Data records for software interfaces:
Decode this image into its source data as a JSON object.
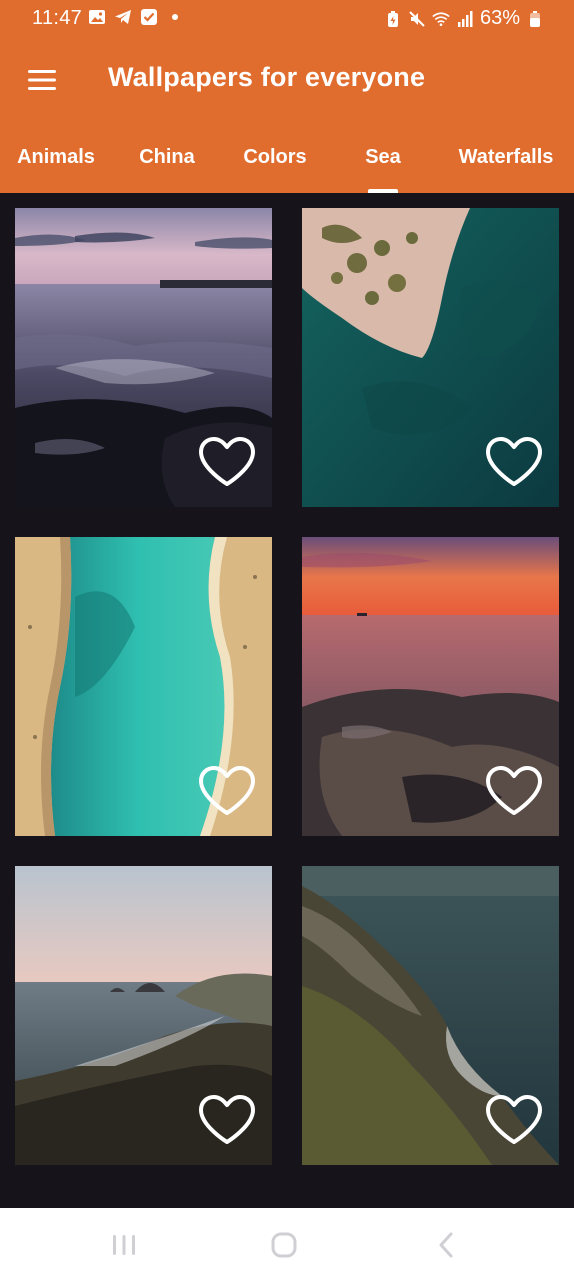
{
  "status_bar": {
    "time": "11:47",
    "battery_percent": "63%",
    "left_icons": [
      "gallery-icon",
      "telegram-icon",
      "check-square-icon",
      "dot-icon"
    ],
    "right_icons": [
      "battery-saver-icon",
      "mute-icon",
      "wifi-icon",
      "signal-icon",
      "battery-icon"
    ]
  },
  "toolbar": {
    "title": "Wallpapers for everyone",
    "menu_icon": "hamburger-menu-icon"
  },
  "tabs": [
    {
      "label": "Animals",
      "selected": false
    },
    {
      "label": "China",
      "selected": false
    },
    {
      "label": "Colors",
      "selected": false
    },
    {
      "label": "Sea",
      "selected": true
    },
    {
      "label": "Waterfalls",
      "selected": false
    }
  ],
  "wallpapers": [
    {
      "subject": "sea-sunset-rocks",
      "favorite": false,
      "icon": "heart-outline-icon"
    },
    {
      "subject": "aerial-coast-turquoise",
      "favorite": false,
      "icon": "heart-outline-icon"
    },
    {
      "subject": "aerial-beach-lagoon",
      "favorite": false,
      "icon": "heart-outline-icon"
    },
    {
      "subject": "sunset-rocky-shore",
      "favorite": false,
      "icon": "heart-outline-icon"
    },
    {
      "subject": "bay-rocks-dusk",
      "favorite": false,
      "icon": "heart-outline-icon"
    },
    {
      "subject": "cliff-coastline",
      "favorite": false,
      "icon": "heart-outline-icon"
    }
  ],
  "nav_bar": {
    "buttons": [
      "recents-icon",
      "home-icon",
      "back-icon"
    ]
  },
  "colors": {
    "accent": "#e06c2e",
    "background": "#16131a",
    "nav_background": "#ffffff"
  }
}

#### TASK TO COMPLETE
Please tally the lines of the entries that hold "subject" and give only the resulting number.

#### FINISHED EXERCISE
6